** PROBLEM STATEMENT **
Line by line, set down the records exactly as they appear below.
Segment Start: DATA TO USE
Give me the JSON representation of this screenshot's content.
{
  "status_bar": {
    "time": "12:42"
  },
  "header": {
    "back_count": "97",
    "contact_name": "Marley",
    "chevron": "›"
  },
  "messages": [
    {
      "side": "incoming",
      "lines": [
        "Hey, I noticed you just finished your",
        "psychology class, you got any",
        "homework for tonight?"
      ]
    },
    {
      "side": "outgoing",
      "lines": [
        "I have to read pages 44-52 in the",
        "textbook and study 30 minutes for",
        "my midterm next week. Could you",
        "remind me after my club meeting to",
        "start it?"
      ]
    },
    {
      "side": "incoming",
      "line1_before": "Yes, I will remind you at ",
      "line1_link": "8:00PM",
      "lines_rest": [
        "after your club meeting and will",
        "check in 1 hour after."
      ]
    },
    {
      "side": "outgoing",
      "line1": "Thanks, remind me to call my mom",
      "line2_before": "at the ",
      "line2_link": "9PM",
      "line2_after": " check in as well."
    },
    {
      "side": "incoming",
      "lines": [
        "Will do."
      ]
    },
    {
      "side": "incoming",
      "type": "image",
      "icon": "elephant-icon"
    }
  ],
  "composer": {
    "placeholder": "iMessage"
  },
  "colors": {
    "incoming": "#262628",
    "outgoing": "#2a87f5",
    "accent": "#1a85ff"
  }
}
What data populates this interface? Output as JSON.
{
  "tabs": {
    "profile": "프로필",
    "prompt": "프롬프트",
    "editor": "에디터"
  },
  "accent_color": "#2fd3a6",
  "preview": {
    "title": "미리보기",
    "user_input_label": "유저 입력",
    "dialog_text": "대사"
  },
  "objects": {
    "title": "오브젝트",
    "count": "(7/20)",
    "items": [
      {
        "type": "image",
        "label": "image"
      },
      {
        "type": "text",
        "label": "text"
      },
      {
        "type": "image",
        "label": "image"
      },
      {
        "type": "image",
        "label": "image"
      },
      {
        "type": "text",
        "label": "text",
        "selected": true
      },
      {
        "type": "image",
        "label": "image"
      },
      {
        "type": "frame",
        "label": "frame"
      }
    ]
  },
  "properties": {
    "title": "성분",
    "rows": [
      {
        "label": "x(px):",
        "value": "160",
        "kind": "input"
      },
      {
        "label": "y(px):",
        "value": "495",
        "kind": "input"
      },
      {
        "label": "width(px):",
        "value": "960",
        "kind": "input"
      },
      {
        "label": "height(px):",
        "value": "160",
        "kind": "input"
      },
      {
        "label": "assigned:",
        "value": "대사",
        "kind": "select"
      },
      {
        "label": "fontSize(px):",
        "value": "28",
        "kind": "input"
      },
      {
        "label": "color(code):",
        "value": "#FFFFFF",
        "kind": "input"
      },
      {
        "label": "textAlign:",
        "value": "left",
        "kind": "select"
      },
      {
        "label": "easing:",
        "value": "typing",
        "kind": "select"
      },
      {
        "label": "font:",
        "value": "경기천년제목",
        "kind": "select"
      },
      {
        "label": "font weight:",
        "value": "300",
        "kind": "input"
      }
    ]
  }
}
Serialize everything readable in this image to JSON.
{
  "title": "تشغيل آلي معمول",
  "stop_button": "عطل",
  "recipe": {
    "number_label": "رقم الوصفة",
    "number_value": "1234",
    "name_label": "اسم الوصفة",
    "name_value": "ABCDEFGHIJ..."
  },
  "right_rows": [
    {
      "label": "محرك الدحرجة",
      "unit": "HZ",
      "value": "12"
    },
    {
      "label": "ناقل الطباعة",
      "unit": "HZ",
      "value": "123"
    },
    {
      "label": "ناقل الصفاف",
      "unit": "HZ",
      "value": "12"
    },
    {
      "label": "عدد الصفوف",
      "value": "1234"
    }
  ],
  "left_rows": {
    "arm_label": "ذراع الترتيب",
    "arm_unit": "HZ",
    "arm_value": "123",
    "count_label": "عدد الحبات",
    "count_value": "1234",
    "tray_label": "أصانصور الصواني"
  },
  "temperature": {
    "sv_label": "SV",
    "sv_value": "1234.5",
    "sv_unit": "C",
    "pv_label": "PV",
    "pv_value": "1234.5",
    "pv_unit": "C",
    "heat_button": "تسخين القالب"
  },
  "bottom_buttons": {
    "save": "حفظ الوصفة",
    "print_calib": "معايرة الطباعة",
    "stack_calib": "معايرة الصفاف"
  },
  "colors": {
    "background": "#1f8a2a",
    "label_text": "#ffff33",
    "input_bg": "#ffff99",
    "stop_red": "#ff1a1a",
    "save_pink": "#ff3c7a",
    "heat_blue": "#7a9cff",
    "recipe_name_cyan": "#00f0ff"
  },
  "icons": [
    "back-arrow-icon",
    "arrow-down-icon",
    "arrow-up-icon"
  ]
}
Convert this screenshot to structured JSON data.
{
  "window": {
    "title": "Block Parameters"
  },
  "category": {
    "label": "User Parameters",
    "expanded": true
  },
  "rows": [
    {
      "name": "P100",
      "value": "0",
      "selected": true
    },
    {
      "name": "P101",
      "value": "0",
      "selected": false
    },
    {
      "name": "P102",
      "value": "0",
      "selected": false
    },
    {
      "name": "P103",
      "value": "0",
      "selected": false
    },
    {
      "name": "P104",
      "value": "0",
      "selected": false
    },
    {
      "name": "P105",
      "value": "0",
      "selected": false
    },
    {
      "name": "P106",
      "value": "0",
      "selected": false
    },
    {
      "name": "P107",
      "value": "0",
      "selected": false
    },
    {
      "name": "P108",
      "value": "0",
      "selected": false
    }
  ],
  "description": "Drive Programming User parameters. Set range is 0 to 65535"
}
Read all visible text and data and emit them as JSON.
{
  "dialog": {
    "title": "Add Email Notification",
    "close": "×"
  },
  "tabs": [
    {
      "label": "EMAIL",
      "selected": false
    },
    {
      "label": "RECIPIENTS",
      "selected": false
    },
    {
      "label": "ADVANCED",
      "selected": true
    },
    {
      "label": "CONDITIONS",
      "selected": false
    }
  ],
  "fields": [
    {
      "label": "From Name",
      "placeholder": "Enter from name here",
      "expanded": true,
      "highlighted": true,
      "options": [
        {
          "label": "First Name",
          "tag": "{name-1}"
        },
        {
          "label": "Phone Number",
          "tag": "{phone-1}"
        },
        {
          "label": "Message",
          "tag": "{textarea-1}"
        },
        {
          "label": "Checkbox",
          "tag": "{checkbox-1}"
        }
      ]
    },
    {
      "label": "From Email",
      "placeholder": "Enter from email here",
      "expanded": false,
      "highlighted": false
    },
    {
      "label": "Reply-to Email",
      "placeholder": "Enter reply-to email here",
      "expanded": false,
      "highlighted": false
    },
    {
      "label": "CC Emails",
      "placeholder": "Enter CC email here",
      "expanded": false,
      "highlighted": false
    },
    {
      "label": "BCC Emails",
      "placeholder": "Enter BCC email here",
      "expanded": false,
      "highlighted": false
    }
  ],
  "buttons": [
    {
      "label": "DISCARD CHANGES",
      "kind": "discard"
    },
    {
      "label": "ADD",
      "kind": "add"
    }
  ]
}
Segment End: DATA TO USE
** ANSWER SECTION **
Give me the JSON representation of this screenshot's content.
{
  "status_bar": {
    "time": "12:42"
  },
  "header": {
    "back_count": "97",
    "contact_name": "Marley",
    "chevron": "›"
  },
  "messages": [
    {
      "side": "incoming",
      "lines": [
        "Hey, I noticed you just finished your",
        "psychology class, you got any",
        "homework for tonight?"
      ]
    },
    {
      "side": "outgoing",
      "lines": [
        "I have to read pages 44-52 in the",
        "textbook and study 30 minutes for",
        "my midterm next week. Could you",
        "remind me after my club meeting to",
        "start it?"
      ]
    },
    {
      "side": "incoming",
      "line1_before": "Yes, I will remind you at ",
      "line1_link": "8:00PM",
      "lines_rest": [
        "after your club meeting and will",
        "check in 1 hour after."
      ]
    },
    {
      "side": "outgoing",
      "line1": "Thanks, remind me to call my mom",
      "line2_before": "at the ",
      "line2_link": "9PM",
      "line2_after": " check in as well."
    },
    {
      "side": "incoming",
      "lines": [
        "Will do."
      ]
    },
    {
      "side": "incoming",
      "type": "image",
      "icon": "elephant-icon"
    }
  ],
  "composer": {
    "placeholder": "iMessage"
  },
  "colors": {
    "incoming": "#262628",
    "outgoing": "#2a87f5",
    "accent": "#1a85ff"
  }
}
What data populates this interface? Output as JSON.
{
  "tabs": {
    "profile": "프로필",
    "prompt": "프롬프트",
    "editor": "에디터"
  },
  "accent_color": "#2fd3a6",
  "preview": {
    "title": "미리보기",
    "user_input_label": "유저 입력",
    "dialog_text": "대사"
  },
  "objects": {
    "title": "오브젝트",
    "count": "(7/20)",
    "items": [
      {
        "type": "image",
        "label": "image"
      },
      {
        "type": "text",
        "label": "text"
      },
      {
        "type": "image",
        "label": "image"
      },
      {
        "type": "image",
        "label": "image"
      },
      {
        "type": "text",
        "label": "text",
        "selected": true
      },
      {
        "type": "image",
        "label": "image"
      },
      {
        "type": "frame",
        "label": "frame"
      }
    ]
  },
  "properties": {
    "title": "성분",
    "rows": [
      {
        "label": "x(px):",
        "value": "160",
        "kind": "input"
      },
      {
        "label": "y(px):",
        "value": "495",
        "kind": "input"
      },
      {
        "label": "width(px):",
        "value": "960",
        "kind": "input"
      },
      {
        "label": "height(px):",
        "value": "160",
        "kind": "input"
      },
      {
        "label": "assigned:",
        "value": "대사",
        "kind": "select"
      },
      {
        "label": "fontSize(px):",
        "value": "28",
        "kind": "input"
      },
      {
        "label": "color(code):",
        "value": "#FFFFFF",
        "kind": "input"
      },
      {
        "label": "textAlign:",
        "value": "left",
        "kind": "select"
      },
      {
        "label": "easing:",
        "value": "typing",
        "kind": "select"
      },
      {
        "label": "font:",
        "value": "경기천년제목",
        "kind": "select"
      },
      {
        "label": "font weight:",
        "value": "300",
        "kind": "input"
      }
    ]
  }
}
Serialize everything readable in this image to JSON.
{
  "title": "تشغيل آلي معمول",
  "stop_button": "عطل",
  "recipe": {
    "number_label": "رقم الوصفة",
    "number_value": "1234",
    "name_label": "اسم الوصفة",
    "name_value": "ABCDEFGHIJ..."
  },
  "right_rows": [
    {
      "label": "محرك الدحرجة",
      "unit": "HZ",
      "value": "12"
    },
    {
      "label": "ناقل الطباعة",
      "unit": "HZ",
      "value": "123"
    },
    {
      "label": "ناقل الصفاف",
      "unit": "HZ",
      "value": "12"
    },
    {
      "label": "عدد الصفوف",
      "value": "1234"
    }
  ],
  "left_rows": {
    "arm_label": "ذراع الترتيب",
    "arm_unit": "HZ",
    "arm_value": "123",
    "count_label": "عدد الحبات",
    "count_value": "1234",
    "tray_label": "أصانصور الصواني"
  },
  "temperature": {
    "sv_label": "SV",
    "sv_value": "1234.5",
    "sv_unit": "C",
    "pv_label": "PV",
    "pv_value": "1234.5",
    "pv_unit": "C",
    "heat_button": "تسخين القالب"
  },
  "bottom_buttons": {
    "save": "حفظ الوصفة",
    "print_calib": "معايرة الطباعة",
    "stack_calib": "معايرة الصفاف"
  },
  "colors": {
    "background": "#1f8a2a",
    "label_text": "#ffff33",
    "input_bg": "#ffff99",
    "stop_red": "#ff1a1a",
    "save_pink": "#ff3c7a",
    "heat_blue": "#7a9cff",
    "recipe_name_cyan": "#00f0ff"
  },
  "icons": [
    "back-arrow-icon",
    "arrow-down-icon",
    "arrow-up-icon"
  ]
}
Convert this screenshot to structured JSON data.
{
  "window": {
    "title": "Block Parameters"
  },
  "category": {
    "label": "User Parameters",
    "expanded": true
  },
  "rows": [
    {
      "name": "P100",
      "value": "0",
      "selected": true
    },
    {
      "name": "P101",
      "value": "0",
      "selected": false
    },
    {
      "name": "P102",
      "value": "0",
      "selected": false
    },
    {
      "name": "P103",
      "value": "0",
      "selected": false
    },
    {
      "name": "P104",
      "value": "0",
      "selected": false
    },
    {
      "name": "P105",
      "value": "0",
      "selected": false
    },
    {
      "name": "P106",
      "value": "0",
      "selected": false
    },
    {
      "name": "P107",
      "value": "0",
      "selected": false
    },
    {
      "name": "P108",
      "value": "0",
      "selected": false
    }
  ],
  "description": "Drive Programming User parameters. Set range is 0 to 65535"
}
Read all visible text and data and emit them as JSON.
{
  "dialog": {
    "title": "Add Email Notification",
    "close": "×"
  },
  "tabs": [
    {
      "label": "EMAIL",
      "selected": false
    },
    {
      "label": "RECIPIENTS",
      "selected": false
    },
    {
      "label": "ADVANCED",
      "selected": true
    },
    {
      "label": "CONDITIONS",
      "selected": false
    }
  ],
  "fields": [
    {
      "label": "From Name",
      "placeholder": "Enter from name here",
      "expanded": true,
      "highlighted": true,
      "options": [
        {
          "label": "First Name",
          "tag": "{name-1}"
        },
        {
          "label": "Phone Number",
          "tag": "{phone-1}"
        },
        {
          "label": "Message",
          "tag": "{textarea-1}"
        },
        {
          "label": "Checkbox",
          "tag": "{checkbox-1}"
        }
      ]
    },
    {
      "label": "From Email",
      "placeholder": "Enter from email here",
      "expanded": false,
      "highlighted": false
    },
    {
      "label": "Reply-to Email",
      "placeholder": "Enter reply-to email here",
      "expanded": false,
      "highlighted": false
    },
    {
      "label": "CC Emails",
      "placeholder": "Enter CC email here",
      "expanded": false,
      "highlighted": false
    },
    {
      "label": "BCC Emails",
      "placeholder": "Enter BCC email here",
      "expanded": false,
      "highlighted": false
    }
  ],
  "buttons": [
    {
      "label": "DISCARD CHANGES",
      "kind": "discard"
    },
    {
      "label": "ADD",
      "kind": "add"
    }
  ]
}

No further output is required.